  • Conversely I've been doing a lot more off-road riding than I would normally (and getting enough nettle stings that my shins still tingle a few days later), and my hayfever is worse than it has ever been. Suspect there's pretty good correlation between razzing around in the undergrowth, and kicking up pollen into my sinuses. But I'm now going to promote that nettles cause hayfever. KILL ALL THE NETTLES!

  • Went to chemist for Disloratadine but it’s prescription only so got normy Loratadine.

  • Was on Desloratidine as I found Loratidine too sedating.
    There's also Levocetirizine
    Now back on Telfast 120

  • Today I will be sticking this snake oil contraption up my snoz as things have taken a turn for the worse. Probably a waste of £20 but the steroid sprays make me wake up in the night with hammer horrer-esqe nosebleeds.


    1 Attachment

    • FCBA2581-3AD2-48D4-B7AB-D64DDE1F7772.jpeg
  • Today I will be sticking this snake oil contraption up my snoz as things have taken a turn for the worse. Probably a waste of £20 but the steroid sprays make me wake up in the night with hammer horrer-esqe nosebleeds.

    Bought one too. Though getting to the point of buying one of those coincided with using nose sprays, fexofenadine, nasal rinse and eye drops, so I suspect the snake oil red light will be doing next to nothing and the rest of the regime will be responsible for any improvements.

    Maybe I'll double up with homeopathic nasal rinse to get extra magic effect

  • did this work at all?

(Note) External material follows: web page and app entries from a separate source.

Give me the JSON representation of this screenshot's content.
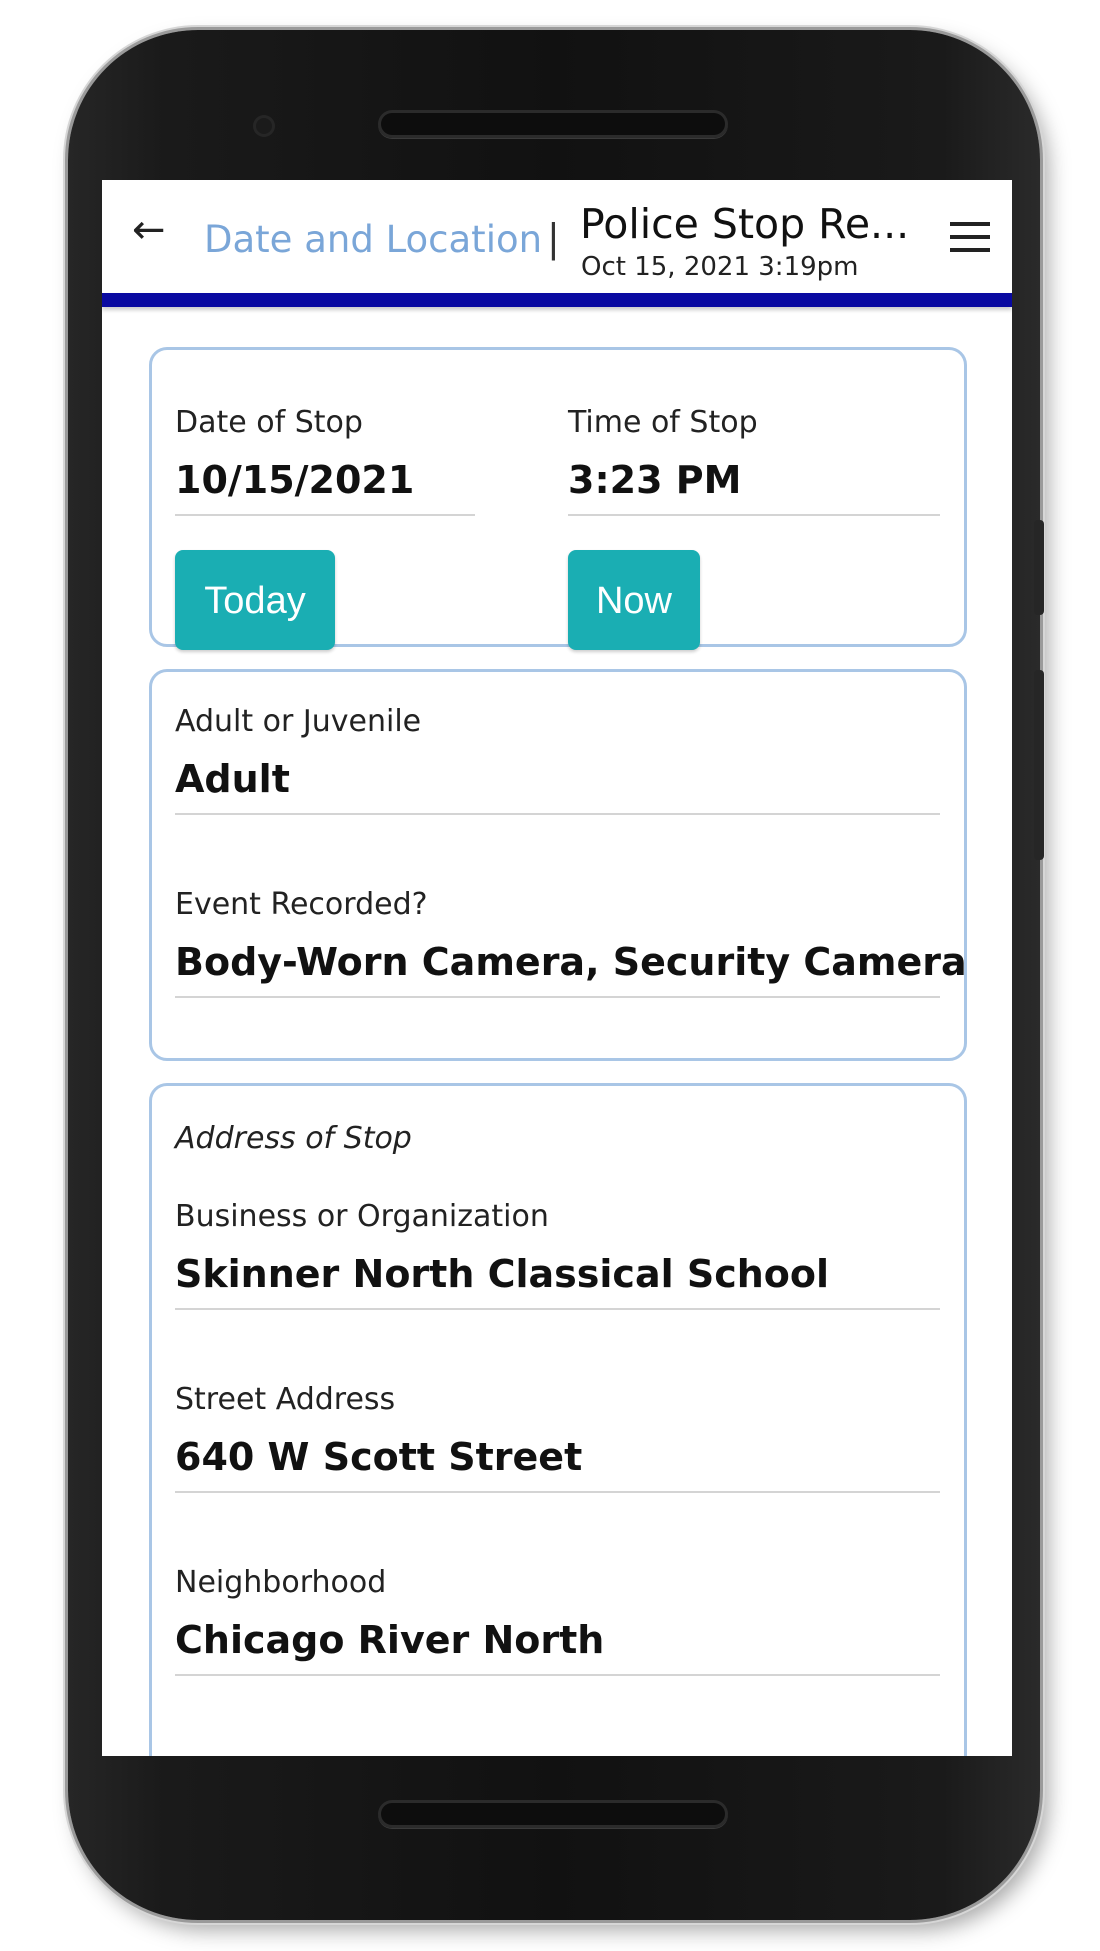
{
  "header": {
    "back_icon": "left-arrow-icon",
    "breadcrumb": "Date and Location",
    "separator": "|",
    "title": "Police Stop Re...",
    "subtitle": "Oct 15, 2021 3:19pm",
    "menu_icon": "hamburger-menu-icon",
    "accent_color": "#0a0aa1"
  },
  "date_time_card": {
    "date_label": "Date of Stop",
    "date_value": "10/15/2021",
    "time_label": "Time of Stop",
    "time_value": "3:23 PM",
    "today_button": "Today",
    "now_button": "Now",
    "button_color": "#1aaeb3"
  },
  "subject_card": {
    "age_label": "Adult or Juvenile",
    "age_value": "Adult",
    "recorded_label": "Event Recorded?",
    "recorded_value": "Body-Worn Camera, Security Camera"
  },
  "address_card": {
    "section_title": "Address of Stop",
    "business_label": "Business or Organization",
    "business_value": "Skinner North Classical School",
    "street_label": "Street Address",
    "street_value": "640 W Scott Street",
    "neighborhood_label": "Neighborhood",
    "neighborhood_value": "Chicago River North"
  }
}
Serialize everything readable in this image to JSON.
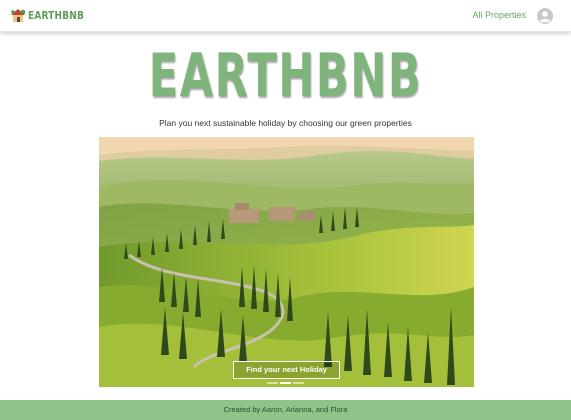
{
  "navbar": {
    "logo_text": "EARTHBNB",
    "all_properties_link": "All Properties",
    "logo_icon": "house-icon",
    "account_icon": "user-circle-icon"
  },
  "hero": {
    "title": "EARTHBNB",
    "tagline": "Plan you next sustainable holiday by choosing our green properties"
  },
  "carousel": {
    "image": "tuscany-landscape-photo",
    "cta_label": "Find your next Holiday",
    "slide_count": 3,
    "active_slide": 2
  },
  "footer": {
    "credit_text": "Created by Aaron, Arianna, and Flora"
  },
  "colors": {
    "brand_green": "#7fb47c",
    "footer_green": "#8cc48a",
    "link_green": "#6aa267"
  }
}
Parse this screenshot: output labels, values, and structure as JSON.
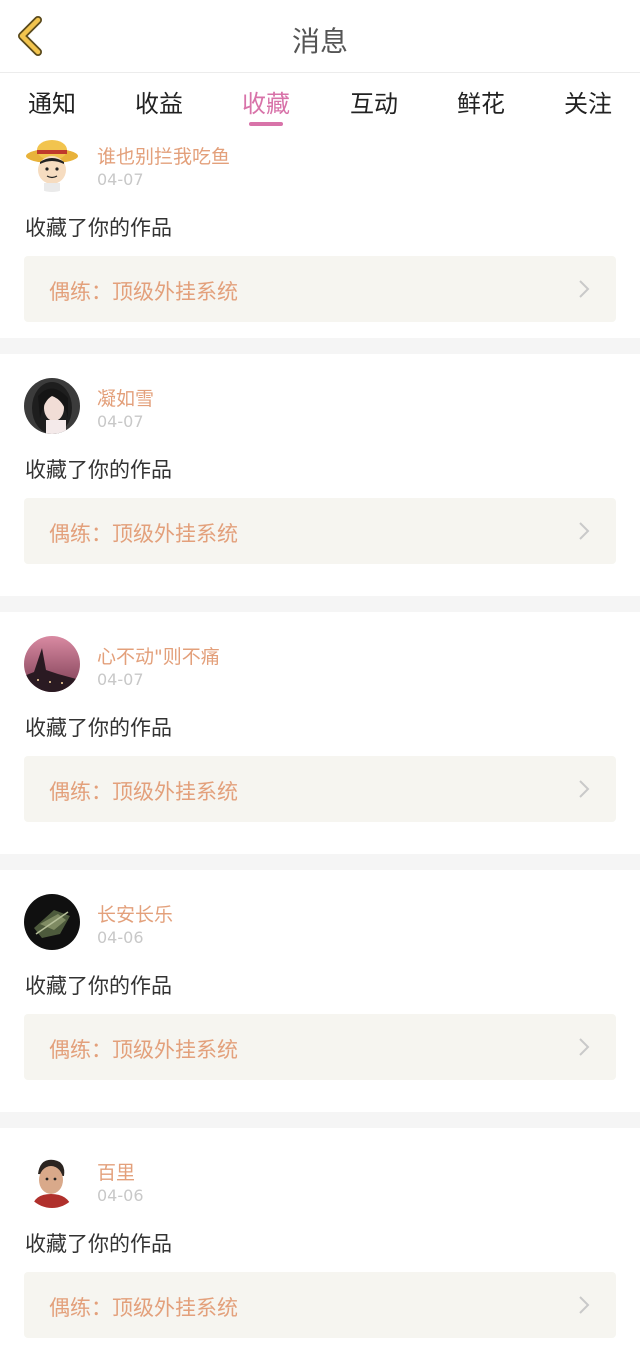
{
  "header": {
    "title": "消息"
  },
  "tabs": [
    {
      "label": "通知"
    },
    {
      "label": "收益"
    },
    {
      "label": "收藏"
    },
    {
      "label": "互动"
    },
    {
      "label": "鲜花"
    },
    {
      "label": "关注"
    }
  ],
  "active_tab": "收藏",
  "messages": [
    {
      "user": "谁也别拦我吃鱼",
      "date": "04-07",
      "action": "收藏了你的作品",
      "work_title": "偶练：顶级外挂系统"
    },
    {
      "user": "凝如雪",
      "date": "04-07",
      "action": "收藏了你的作品",
      "work_title": "偶练：顶级外挂系统"
    },
    {
      "user": "心不动\"则不痛",
      "date": "04-07",
      "action": "收藏了你的作品",
      "work_title": "偶练：顶级外挂系统"
    },
    {
      "user": "长安长乐",
      "date": "04-06",
      "action": "收藏了你的作品",
      "work_title": "偶练：顶级外挂系统"
    },
    {
      "user": "百里",
      "date": "04-06",
      "action": "收藏了你的作品",
      "work_title": "偶练：顶级外挂系统"
    }
  ],
  "colors": {
    "accent": "#d873a9",
    "username": "#e3a07b",
    "back_arrow": "#f2c44e"
  }
}
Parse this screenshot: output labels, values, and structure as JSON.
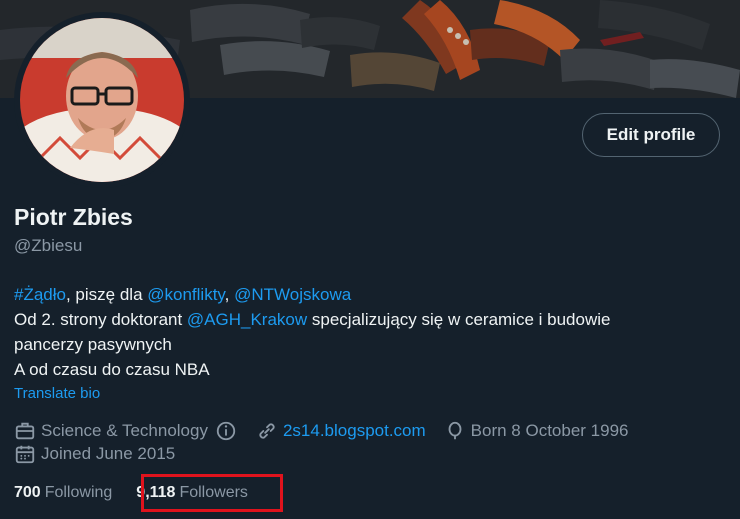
{
  "profile": {
    "name": "Piotr Zbies",
    "handle": "@Zbiesu",
    "edit_label": "Edit profile",
    "bio": {
      "line1": {
        "hashtag": "#Żądło",
        "text1": ", piszę dla ",
        "mention1": "@konflikty",
        "text2": ", ",
        "mention2": "@NTWojskowa"
      },
      "line2": {
        "text1": "Od 2. strony doktorant ",
        "mention": "@AGH_Krakow",
        "text2": " specjalizujący się w ceramice i budowie"
      },
      "line3": "pancerzy pasywnych",
      "line4": "A od czasu do czasu NBA"
    },
    "translate_label": "Translate bio",
    "category": "Science & Technology",
    "website": "2s14.blogspot.com",
    "birth": "Born 8 October 1996",
    "joined": "Joined June 2015",
    "following_count": "700",
    "following_label": "Following",
    "followers_count": "9,118",
    "followers_label": "Followers"
  },
  "colors": {
    "background": "#15202b",
    "link": "#1d9bf0",
    "muted": "#8b98a5",
    "highlight": "#e0131d"
  },
  "icons": [
    "professional-category-icon",
    "info-icon",
    "link-icon",
    "birthday-balloon-icon",
    "calendar-icon"
  ]
}
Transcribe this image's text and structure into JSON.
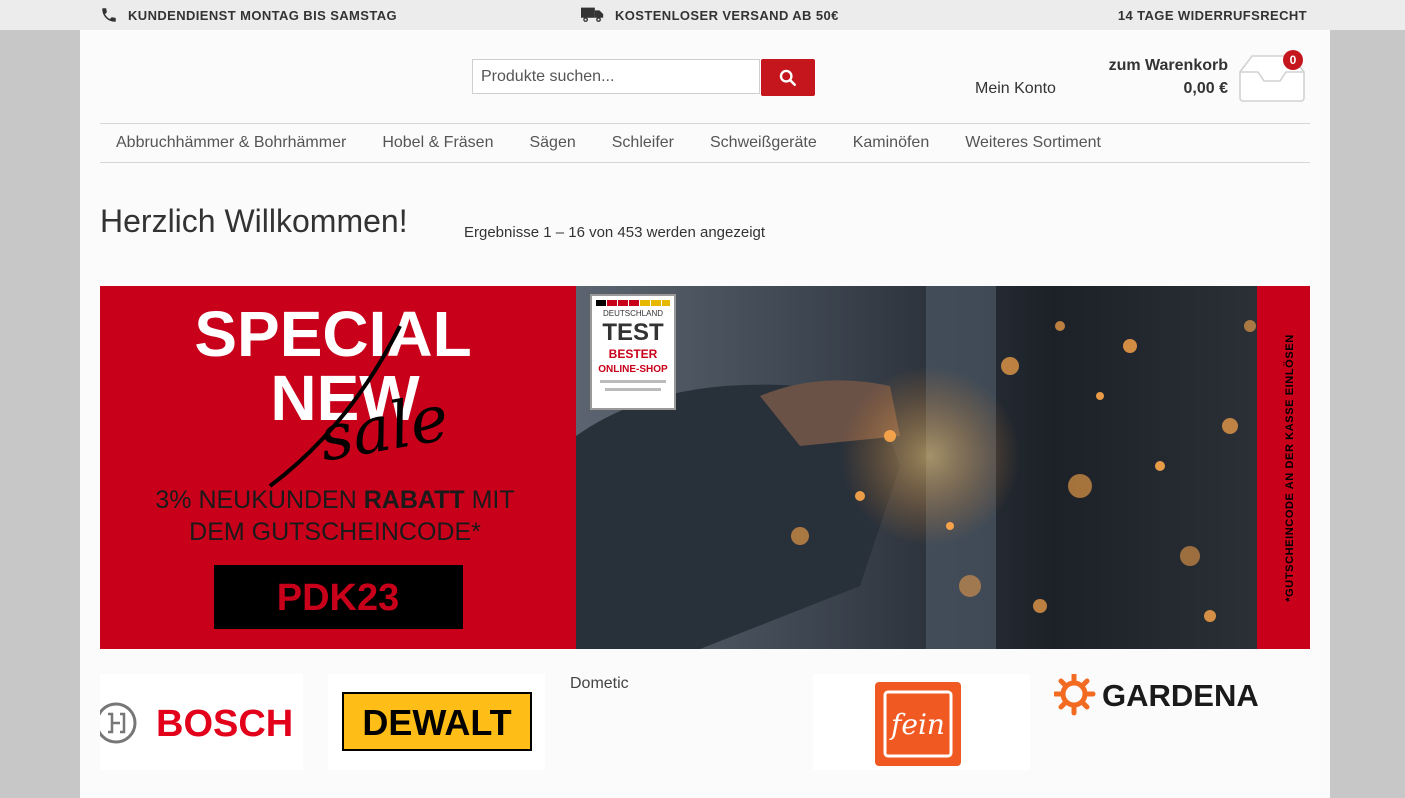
{
  "topbar": {
    "service_text": "KUNDENDIENST MONTAG BIS SAMSTAG",
    "shipping_text": "KOSTENLOSER VERSAND AB 50€",
    "return_text": "14 TAGE WIDERRUFSRECHT"
  },
  "header": {
    "search_placeholder": "Produkte suchen...",
    "account_label": "Mein Konto",
    "cart_label": "zum Warenkorb",
    "cart_total": "0,00 €",
    "cart_count": "0"
  },
  "nav": {
    "items": [
      {
        "label": "Abbruchhämmer & Bohrhämmer"
      },
      {
        "label": "Hobel & Fräsen"
      },
      {
        "label": "Sägen"
      },
      {
        "label": "Schleifer"
      },
      {
        "label": "Schweißgeräte"
      },
      {
        "label": "Kaminöfen"
      },
      {
        "label": "Weiteres Sortiment"
      }
    ]
  },
  "main": {
    "title": "Herzlich Willkommen!",
    "result_count": "Ergebnisse 1 – 16 von 453 werden angezeigt"
  },
  "banner": {
    "line1": "SPECIAL",
    "line2": "NEW",
    "script_word": "sale",
    "offer_line1_pre": "3%  NEUKUNDEN ",
    "offer_line1_bold": "RABATT",
    "offer_line1_post": " MIT",
    "offer_line2": "DEM GUTSCHEINCODE*",
    "code": "PDK23",
    "side_text": "*GUTSCHEINCODE AN DER KASSE EINLÖSEN",
    "badge_top": "DEUTSCHLAND",
    "badge_main": "TEST",
    "badge_line1": "BESTER",
    "badge_line2": "ONLINE-SHOP",
    "accent_color": "#c8001a"
  },
  "brands": {
    "bosch": "BOSCH",
    "dewalt": "DEWALT",
    "dometic": "Dometic",
    "fein": "fein",
    "gardena": "GARDENA"
  },
  "colors": {
    "accent": "#c4161c",
    "topbar_bg": "#ececec",
    "page_bg": "#fbfbfb"
  }
}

  • Hard to say, like @duncs I changed antihistamine at the same time which I think has been more effective. It certainly wasn’t a profound improvement and I’m still prone to the odd sneeze fit and resulting nose blow routine at 3 am which makes my wife want to stab me.

  • Okay, thanks?! Yeah that's the issue. I've taken so many things in different combos and quantities, who knows what works. Whenever I think I've cracked it, it's probably just a low pollen day.

    Was asking because Sunday was prob the worst I've ever had it, totally debilitating, and Im in the sticks at the moment with lloyds being the closest and only option.

    Was on Piriton and Cetirizine. Have added Loratidine, and Beconase to the mix and that seems to be doing something; I don't feel like death anymore.

    Cheers anyway

  • My Dad sent me this today, actually quite a good article I thought. Simple stuff but I often find I lose sight of the basics when really struggling.

    https://www.thetimes.co.uk/article/what-­triggers-hay-fever-and-how-you-can-treat­-it-this-summer-q6z3hnwqz?shareToken=37f­b0c6861a584ac26a828cec817da07

  • Any way of getting past the paywall for that?

  • Post a reply
    • Bold
    • Italics
    • Link
    • Image
    • List
    • Quote
    • code
    • Preview
About

Hayfever

Posted by Avatar for Todd @Todd

Actions